In 2008, Dr. John S. Lyons became the first Endowed Chair of Child and Youth Mental Health at the Psychology Department of Ottawa University and Eastern Ontario Children’s Hospital. Previously, he was a Professor of Psychiatry and Medicine in the Feinberg Department of Medicine at Northwestern University and the founding director of its Mental Health Services and Policy Program.  He has published approximately 200 peer-reviewed articles and six books, including Redressing the Emperor: Improving Our Children’s Public Mental Health Service System and, more recently, Communimetrics:  A Communication Theory of Measurement for Human Service Enterprises.  He has developed and implemented result management tools, such as Children and Adolescent Needs and Strengths, in the United States, Canada, Europe, and Asia.  He actively works on the relationship between behavioral health, child welfare, juvenile justice, and education.

Currently, John Lyons is a Senior Policy Fellow at Chapin Hall. He is the developer of an outcomes management approach for human services called Transformational Collaborative Outcomes Management (TCOM). Within the TCOM framework, the most commonly used tool is the Child and Adolescent Needs and Strengths (CANS), which supports decision making in child welfare, mental health, juvenile justice, schools and early intervention service provision, including level of care and planning and wellbeing and functional status outcomes, to facilitate quality improvement initiatives. Versions of the CANS are currently used in every state with statewide applications in 36 states. There are implementations on every continent except Antarctica.

Dr. Lyons has created parallel outcomes management approaches for adults (Adult Needs and Strengths Assessment, ANSA), families (Family Advocacy and Support Tool, FAST) and entrepreneurs (Readiness for Successful Entrepreneurship, RISE). These approaches are used to help serve more than 1.5 million people each year. All of these approaches are based on a new theory of measurement, Communimetrics, developed by Dr. Lyons. This theory posits that in human serving enterprises, measurement’s primary purpose is communication which must be considered much more broadly than communication among scientists. As such, Communimetrics is based on optimizing the communication value of the measurement approach.

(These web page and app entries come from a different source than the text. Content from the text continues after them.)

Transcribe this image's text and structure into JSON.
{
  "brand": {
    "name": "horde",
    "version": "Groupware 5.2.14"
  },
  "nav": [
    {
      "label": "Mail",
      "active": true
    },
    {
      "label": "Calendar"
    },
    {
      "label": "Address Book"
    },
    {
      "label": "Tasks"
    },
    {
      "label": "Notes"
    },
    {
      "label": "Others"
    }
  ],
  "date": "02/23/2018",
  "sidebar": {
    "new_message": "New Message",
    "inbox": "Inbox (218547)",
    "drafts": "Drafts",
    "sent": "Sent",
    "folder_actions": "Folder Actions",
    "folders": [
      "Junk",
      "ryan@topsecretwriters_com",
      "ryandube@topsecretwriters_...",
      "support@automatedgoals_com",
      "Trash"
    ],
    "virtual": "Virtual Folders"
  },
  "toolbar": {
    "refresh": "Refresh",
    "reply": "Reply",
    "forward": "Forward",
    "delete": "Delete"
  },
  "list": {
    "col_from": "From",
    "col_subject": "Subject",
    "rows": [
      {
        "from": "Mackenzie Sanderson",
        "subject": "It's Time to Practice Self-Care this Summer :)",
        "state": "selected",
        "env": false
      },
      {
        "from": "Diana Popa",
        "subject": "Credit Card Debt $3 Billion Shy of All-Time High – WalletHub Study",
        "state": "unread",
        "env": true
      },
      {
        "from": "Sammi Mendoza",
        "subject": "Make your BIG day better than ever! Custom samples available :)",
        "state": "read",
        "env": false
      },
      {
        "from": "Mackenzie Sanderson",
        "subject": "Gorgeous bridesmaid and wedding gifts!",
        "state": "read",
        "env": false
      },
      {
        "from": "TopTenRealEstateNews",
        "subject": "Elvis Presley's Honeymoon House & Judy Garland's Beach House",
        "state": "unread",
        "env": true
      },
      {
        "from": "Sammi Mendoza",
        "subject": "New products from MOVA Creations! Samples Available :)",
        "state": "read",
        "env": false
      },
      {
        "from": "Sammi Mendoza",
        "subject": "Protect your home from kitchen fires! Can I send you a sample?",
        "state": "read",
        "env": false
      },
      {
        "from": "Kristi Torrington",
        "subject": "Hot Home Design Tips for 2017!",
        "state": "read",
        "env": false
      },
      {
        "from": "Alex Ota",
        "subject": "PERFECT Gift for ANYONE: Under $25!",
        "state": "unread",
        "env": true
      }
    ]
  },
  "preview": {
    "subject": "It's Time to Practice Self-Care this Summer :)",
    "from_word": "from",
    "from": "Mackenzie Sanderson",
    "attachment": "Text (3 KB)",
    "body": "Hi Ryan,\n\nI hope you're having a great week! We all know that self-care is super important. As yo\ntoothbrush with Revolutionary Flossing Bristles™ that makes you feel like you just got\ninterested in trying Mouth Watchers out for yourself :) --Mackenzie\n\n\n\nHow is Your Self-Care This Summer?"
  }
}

At Chapin Hall, Dr. Lyons continues to guide policymakers and practitioners using TCOM and the CANS to more effectively tailor supportive services to the needs of youth and children. Dr. Lyons’ work will also be focused on expanding a suite of implementation supports to the CANS and TCOM framework. Emerging supports include training and certification processes; working alongside practitioners to determine decision points where collaborative decision-making tools can be integrated into clinical practice; creating automated and integrated reports that provide actionable data on service quality, developing decision support algorithms that optimize effectiveness, developing strategies to assess the efficiency and effectiveness for implementers as they work to overcome real-world obstacles and to bridge the training-to-practice gap; and ongoing coaching support.

Prior to coming to Chapin Hall, Dr. Lyons served as the first Endowed Chair of Child and Youth Mental Health on the Faculty of Psychology at the University of Ottawa and the Children’s Hospital of Eastern Ontario. Prior to that, he was a Professor of Psychiatry & Medicine at Northwestern University’s Feinberg School of Medicine and the founding Director of the Mental Health Services and Policy Program. He has published well over two hundred peer-reviewed articles, has written six books, including Redressing the Emperor: Improving Our Children’s Public Mental Health Service System and his latest Communimetrics: A Communication Theory of Measurement for Human Service Enterprises.

Dr. Lyons holds a B.A. in Psychology from Butler University, an M.A. and a Ph.D. in Clinical Psychology and Methods and Measurement from the University of Illinois at Chicago.

Areas of Expertise

  • Behavioral healthcare
  • Public health and quality of care training and monitoring
  • High risk, high need youth
  • Decision support and measurement in human service
  • System design and implementation science